- Can a brief, computer-based intervention decrease the level of implicit bias and increase awareness of bias in preservice teachers?
- How does receiving their IAT scores affect preservice teachers’ experience with an intervention about implicit bias?
- What can be learned from the implementation of an intervention in this setting that could be integrated in the larger context of Teacher Education?
- In what ways can the interview data reporting on participants’ perceptions of the intervention help explain the quantitative results of the Implicit Association Test.
- What can survey questions and open responses reveal about preservice teachers’ awareness of their own bias before and after a brief computer based intervention?
The dissertation established the levels of implicit bias in this sample of preservice teachers and their response to a habit reduction intervention. An explanatory sequential mixed methodology was used, and it involved collecting quantitative data first and then explaining the quantitative results with in-depth qualitative data. In the first, quantitative phase of the study, the Implicit Association Test (IAT) was used to collect data from 45 pre-service teachers to assess implicit bias and to test the impact of the IAT. In conjunction with the intervention, participants were asked to connect their field experiences with the strategies offered in the intervention. The second, qualitative phase was conducted as a follow up to the intervention to help explain the quantitative results. The qualitative phase included interviews with study participants.
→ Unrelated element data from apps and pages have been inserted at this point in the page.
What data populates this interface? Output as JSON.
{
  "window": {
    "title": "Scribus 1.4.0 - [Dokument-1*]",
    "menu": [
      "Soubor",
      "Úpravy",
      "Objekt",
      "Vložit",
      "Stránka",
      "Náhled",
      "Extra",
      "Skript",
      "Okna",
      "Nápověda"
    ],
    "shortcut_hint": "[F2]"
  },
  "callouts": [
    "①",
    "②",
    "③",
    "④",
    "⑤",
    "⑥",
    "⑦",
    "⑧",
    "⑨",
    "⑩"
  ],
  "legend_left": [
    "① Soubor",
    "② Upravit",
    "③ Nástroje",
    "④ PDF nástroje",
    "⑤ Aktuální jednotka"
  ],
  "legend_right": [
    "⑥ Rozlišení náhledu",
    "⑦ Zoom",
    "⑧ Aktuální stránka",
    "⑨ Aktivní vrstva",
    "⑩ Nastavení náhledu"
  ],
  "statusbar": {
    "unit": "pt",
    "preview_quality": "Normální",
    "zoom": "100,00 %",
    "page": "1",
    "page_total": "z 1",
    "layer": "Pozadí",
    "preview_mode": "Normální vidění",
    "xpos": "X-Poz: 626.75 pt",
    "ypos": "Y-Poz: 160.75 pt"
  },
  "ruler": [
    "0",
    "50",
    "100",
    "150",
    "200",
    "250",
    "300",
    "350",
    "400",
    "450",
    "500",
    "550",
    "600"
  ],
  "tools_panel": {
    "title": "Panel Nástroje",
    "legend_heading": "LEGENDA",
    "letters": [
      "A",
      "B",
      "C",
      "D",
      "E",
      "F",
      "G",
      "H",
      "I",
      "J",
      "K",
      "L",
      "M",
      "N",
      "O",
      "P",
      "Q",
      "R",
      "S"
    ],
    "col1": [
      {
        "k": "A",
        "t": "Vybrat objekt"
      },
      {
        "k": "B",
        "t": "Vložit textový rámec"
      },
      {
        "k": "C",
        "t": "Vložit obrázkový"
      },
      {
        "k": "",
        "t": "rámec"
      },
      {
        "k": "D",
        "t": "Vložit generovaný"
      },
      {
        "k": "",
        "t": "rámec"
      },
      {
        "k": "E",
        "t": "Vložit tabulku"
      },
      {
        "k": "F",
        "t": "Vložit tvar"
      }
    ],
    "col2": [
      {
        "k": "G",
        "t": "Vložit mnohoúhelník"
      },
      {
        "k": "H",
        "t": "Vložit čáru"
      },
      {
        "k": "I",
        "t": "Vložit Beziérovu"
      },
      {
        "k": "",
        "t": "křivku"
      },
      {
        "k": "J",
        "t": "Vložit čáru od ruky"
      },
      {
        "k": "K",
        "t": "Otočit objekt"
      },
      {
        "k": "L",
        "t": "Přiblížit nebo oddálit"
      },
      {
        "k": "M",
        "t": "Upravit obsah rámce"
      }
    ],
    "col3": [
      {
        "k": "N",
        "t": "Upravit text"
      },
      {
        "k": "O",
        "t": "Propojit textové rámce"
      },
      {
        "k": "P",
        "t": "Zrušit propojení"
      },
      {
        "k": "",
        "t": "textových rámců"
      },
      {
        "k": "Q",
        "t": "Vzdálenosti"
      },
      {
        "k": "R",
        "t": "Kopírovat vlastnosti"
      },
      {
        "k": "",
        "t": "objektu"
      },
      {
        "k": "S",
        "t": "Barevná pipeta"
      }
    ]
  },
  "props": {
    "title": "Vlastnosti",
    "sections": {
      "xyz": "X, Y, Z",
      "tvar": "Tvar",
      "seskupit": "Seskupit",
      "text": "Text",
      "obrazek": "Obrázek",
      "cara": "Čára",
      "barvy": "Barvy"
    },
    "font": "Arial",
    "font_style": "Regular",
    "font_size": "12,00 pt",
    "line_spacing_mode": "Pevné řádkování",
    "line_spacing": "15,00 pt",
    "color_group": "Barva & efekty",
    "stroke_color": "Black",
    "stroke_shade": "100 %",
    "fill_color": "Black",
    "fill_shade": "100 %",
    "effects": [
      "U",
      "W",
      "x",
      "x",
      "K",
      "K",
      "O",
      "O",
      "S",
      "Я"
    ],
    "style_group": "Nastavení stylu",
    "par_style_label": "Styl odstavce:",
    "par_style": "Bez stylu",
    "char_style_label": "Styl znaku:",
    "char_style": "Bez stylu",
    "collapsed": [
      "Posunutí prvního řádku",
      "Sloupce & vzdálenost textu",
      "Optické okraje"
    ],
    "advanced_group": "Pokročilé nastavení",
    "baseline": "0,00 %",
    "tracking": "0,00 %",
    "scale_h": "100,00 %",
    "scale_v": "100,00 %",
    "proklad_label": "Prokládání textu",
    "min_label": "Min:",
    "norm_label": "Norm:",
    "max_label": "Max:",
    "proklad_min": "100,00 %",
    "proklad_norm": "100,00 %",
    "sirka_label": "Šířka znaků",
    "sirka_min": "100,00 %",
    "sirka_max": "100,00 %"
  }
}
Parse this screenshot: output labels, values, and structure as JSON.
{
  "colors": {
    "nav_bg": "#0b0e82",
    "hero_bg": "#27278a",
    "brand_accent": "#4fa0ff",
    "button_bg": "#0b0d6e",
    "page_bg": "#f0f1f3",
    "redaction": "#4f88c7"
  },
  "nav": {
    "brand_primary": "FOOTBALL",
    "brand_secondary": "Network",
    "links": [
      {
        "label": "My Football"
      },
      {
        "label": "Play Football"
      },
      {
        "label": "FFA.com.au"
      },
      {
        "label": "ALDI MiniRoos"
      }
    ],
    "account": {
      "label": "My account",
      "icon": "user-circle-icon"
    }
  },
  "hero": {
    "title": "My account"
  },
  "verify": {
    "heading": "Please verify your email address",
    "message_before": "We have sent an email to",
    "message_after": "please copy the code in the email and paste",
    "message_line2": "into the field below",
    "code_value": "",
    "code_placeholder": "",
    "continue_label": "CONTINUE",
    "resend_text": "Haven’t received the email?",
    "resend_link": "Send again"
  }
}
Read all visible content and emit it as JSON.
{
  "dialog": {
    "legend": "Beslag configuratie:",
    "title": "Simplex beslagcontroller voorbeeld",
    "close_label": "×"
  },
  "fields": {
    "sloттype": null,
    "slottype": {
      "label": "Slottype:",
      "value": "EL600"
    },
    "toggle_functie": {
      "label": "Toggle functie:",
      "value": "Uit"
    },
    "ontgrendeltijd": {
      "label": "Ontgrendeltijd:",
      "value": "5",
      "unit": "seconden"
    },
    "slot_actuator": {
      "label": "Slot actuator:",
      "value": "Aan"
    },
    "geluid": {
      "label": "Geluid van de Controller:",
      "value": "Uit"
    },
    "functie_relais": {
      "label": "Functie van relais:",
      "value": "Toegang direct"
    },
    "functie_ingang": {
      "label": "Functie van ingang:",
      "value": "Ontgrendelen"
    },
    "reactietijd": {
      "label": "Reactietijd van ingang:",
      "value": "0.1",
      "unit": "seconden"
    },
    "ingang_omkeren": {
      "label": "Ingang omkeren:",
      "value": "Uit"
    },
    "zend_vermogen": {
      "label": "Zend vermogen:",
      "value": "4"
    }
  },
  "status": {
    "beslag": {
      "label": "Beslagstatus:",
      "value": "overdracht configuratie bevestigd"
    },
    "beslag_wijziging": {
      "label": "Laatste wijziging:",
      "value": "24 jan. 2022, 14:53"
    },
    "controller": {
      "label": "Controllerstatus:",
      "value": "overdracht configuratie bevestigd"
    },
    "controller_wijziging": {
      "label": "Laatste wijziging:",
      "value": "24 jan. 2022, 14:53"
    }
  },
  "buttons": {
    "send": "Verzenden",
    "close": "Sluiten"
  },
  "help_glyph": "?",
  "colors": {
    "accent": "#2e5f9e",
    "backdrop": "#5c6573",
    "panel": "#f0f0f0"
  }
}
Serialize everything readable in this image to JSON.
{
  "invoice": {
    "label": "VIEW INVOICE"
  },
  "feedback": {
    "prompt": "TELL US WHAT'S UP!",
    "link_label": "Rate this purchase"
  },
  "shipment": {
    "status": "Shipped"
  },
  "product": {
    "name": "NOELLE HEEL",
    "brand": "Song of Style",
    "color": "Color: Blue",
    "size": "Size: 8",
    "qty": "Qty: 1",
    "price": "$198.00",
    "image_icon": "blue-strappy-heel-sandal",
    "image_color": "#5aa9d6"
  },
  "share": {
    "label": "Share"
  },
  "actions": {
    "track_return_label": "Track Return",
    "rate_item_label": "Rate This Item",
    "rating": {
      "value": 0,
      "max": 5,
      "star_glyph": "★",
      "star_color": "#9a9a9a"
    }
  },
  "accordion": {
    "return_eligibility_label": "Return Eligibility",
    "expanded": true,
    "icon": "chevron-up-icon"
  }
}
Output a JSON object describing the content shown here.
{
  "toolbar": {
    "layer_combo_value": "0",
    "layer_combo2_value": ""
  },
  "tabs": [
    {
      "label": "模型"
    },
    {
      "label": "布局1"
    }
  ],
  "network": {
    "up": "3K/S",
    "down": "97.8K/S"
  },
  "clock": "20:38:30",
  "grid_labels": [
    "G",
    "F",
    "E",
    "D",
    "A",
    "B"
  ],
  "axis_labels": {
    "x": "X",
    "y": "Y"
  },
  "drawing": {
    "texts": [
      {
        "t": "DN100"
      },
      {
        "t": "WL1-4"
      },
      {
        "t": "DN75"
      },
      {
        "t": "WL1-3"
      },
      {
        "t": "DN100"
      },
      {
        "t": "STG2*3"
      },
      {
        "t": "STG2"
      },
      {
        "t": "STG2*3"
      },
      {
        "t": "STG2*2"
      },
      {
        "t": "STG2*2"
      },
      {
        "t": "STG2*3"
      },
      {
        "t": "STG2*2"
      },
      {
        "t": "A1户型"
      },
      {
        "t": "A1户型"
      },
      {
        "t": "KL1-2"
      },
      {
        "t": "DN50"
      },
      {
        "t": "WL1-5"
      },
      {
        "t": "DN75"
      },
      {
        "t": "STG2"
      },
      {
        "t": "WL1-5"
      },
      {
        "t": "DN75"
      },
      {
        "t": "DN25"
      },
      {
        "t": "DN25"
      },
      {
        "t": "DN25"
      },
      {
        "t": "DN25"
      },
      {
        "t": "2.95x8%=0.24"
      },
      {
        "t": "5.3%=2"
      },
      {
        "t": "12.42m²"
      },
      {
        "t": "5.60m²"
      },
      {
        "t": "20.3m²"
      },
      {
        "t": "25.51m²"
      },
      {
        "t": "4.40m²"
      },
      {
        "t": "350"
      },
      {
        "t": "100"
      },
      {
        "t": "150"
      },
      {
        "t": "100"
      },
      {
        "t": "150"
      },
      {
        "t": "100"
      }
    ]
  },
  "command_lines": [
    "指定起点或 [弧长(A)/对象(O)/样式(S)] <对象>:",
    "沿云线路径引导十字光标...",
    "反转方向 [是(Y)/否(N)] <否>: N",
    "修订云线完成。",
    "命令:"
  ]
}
Pre-service teachers, in this population, were found to have higher levels of implicit bias on the as measured by the IAT in comparison to those in the general population. Although the results were not statistically significant after the administration of the intervention, there was a decrease in IAT scores for all participants. Those participants who did not receive their IAT scores or feedback before the intervention had a greater downward trend in IAT scores. Survey questions within the intervention showed differences between conditions on feelings about the IAT and the academic and discipline performance of students of color. Survey questions and interviews revealed which bias reduction strategies participants felt they could apply in their current and future teaching careers.
Through the implementation of an intervention it is possible to create a downward trend in IAT scores. The study offers Colleges of Educations a point at which to begin addressing implicit bias in pre-service teachers.
Pepis, Tara, "Implicit Bias in Pre-Service Teachers: A Mixed Methods Approach" (2017). Doctoral Dissertations. 959.